Showing posts from 2014

Dig a Little Deeper

Be sure to separate symptoms of a problem from the problem itself.   This can sometimes be harder than it seems.   Sometimes the problem is a few layers below the surface.   For example, assume you get the following issue reports and feature requests: 1.      Please add a button to all list screens to export data to Excel. 2.      Whenever running a query that returns a lot of data (e.g. 10K rows) the list screens take a long time to return. 3.      We’d like to be able to run very basic (read-only) queries by linking to some tables through MS Access.   But in order to do that we need an Oracle client installed on our machine.   We also need a username/password for the database. 4.      Please add “week ending” and “month” to the return fields for all list screens. On the surface these seem like simple, disparate problems to be solved.   So you might come up with solutions like this: 1.      “Sure – we can add an export button”. 2.      “Hmmm – we’ll

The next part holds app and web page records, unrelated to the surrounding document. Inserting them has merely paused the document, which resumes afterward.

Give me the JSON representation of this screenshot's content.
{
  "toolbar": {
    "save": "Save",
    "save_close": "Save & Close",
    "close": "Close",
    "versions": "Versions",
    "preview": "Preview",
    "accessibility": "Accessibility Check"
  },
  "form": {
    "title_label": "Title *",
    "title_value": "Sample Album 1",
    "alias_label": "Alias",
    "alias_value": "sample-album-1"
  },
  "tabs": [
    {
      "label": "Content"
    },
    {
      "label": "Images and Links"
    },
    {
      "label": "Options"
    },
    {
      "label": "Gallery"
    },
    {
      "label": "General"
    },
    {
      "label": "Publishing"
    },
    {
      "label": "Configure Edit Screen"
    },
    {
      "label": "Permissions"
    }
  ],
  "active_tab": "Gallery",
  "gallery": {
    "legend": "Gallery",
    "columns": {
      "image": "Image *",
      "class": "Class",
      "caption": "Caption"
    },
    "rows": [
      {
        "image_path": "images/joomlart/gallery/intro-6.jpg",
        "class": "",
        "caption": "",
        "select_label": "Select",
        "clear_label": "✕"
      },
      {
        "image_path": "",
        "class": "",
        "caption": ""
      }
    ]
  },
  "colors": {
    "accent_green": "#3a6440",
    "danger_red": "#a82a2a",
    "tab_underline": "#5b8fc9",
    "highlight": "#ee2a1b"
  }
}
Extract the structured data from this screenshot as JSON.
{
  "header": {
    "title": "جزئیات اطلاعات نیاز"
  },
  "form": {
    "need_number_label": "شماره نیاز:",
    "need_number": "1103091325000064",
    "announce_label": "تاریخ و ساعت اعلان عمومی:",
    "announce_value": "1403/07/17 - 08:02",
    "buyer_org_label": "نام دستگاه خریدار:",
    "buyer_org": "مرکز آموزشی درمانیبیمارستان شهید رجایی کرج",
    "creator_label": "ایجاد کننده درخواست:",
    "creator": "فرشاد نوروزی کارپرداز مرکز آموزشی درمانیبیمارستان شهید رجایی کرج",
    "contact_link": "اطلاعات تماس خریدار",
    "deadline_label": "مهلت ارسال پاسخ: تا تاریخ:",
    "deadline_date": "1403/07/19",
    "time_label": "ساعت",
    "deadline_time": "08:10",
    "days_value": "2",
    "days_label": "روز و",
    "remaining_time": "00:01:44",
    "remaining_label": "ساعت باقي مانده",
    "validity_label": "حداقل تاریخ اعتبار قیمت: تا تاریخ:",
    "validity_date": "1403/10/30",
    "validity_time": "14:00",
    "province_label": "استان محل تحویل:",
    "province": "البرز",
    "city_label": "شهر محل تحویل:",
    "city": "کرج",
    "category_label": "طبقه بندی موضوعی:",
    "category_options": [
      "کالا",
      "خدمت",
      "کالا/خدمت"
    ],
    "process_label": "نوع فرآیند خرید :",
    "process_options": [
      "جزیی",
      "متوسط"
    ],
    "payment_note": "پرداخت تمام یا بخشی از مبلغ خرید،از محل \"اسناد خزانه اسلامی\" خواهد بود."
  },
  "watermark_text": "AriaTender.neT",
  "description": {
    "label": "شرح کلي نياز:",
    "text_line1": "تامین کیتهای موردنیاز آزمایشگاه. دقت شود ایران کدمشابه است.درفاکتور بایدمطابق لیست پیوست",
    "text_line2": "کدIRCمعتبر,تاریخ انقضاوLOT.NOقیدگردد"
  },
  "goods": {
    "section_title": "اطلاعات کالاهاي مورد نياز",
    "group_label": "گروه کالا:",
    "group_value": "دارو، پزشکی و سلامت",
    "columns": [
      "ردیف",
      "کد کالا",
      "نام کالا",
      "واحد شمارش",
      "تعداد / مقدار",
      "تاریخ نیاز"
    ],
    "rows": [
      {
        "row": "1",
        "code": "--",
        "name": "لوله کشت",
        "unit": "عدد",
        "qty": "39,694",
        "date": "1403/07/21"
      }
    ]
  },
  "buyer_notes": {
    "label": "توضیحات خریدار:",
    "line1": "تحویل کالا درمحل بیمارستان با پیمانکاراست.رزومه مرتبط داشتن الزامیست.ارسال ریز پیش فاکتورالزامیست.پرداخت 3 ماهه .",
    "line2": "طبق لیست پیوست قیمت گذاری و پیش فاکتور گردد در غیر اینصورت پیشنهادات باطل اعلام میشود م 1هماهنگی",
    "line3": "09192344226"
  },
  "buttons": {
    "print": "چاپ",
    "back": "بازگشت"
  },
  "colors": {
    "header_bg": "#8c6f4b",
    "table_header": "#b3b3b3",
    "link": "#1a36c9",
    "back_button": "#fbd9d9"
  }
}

A Response to the Reactive Manifesto

The Reactive Manifesto published by Typesafe is getting a great deal of attention in the Scala community.  A new version was posted yesterday and I could not help but reply with criticism that has been bothering me for some time.  The Reactive Manifesto appears to be a thinly veiled way to back into Akka being the cure for all ills.  I think this is an irresponsible message especially from a company like Typesafe that is guiding a great number of people that are just venturing into Scala.  One sure way to hurt the Scala community is to offer the advice that one should adhere to a reference architecture that is best applied for only a certain set of problems.  My comment/reply to the Manifesto appears below in its entirety.  I hope that, at a minimum, it stimulates some thought for those that were intending to jump into the Akka pool without fully understanding why. Jonas: I am the VP of Engineering at LeadiD a tech startup based in Ambler, PA. We are building out a large, compl

Build Upon Rock: Understand the Business Need

Because software developers are in the business of delivering solutions our thinking and discussions with business owners tend to be solution-oriented. It’s not uncommon to hear things like this from business owners: “I really need a new column added to the F105 report – the total processing time.” “I need a new screen that tracks inventory.” It’s also not uncommon for developers to listen to business owners talk about their issues and jump to well-known solutions and say things like: “What you need is a CRM system.” “The F109 screen will take of everything you need. I’ll show you how to use it.” Thinking about solutions is not a bad thing but it can lead to mistakes if the business problem is not framed properly. You can tell that you’ve framed a business problem properly when its description has nothing to do with a system, per se. Take the case of adding a column to the F105 report. Rather than respond – “ok – we’ll get right on that,” start by getting to the underl

Software Development Methodology Patterns

“I promise not to exclude from consideration any idea based on its source, but to consider ideas across schools and heritages in order to find the ones that best suit the current situation.” -- The Oath of Non-Allegiance, Alistair Cockburn, Co-Creator of the Agile Manifesto One of my current interests is enumeration of common patterns within software development methodologies that might become part of a standard toolkit. I do not assume that all patterns apply equally well in every circumstance. I reject the idea that there is a silver-bullet methodology that will work for all types of projects – even considering that one might be defining patterns to be used at a single company with a single culture. The idea that strict methodologies apply well to all projects in all companies I reject with even more vehemence. So if each situation has some uniqueness, should we reject methodology altogether? Of course not. But rather than assume a monolithic prescriptive methodology can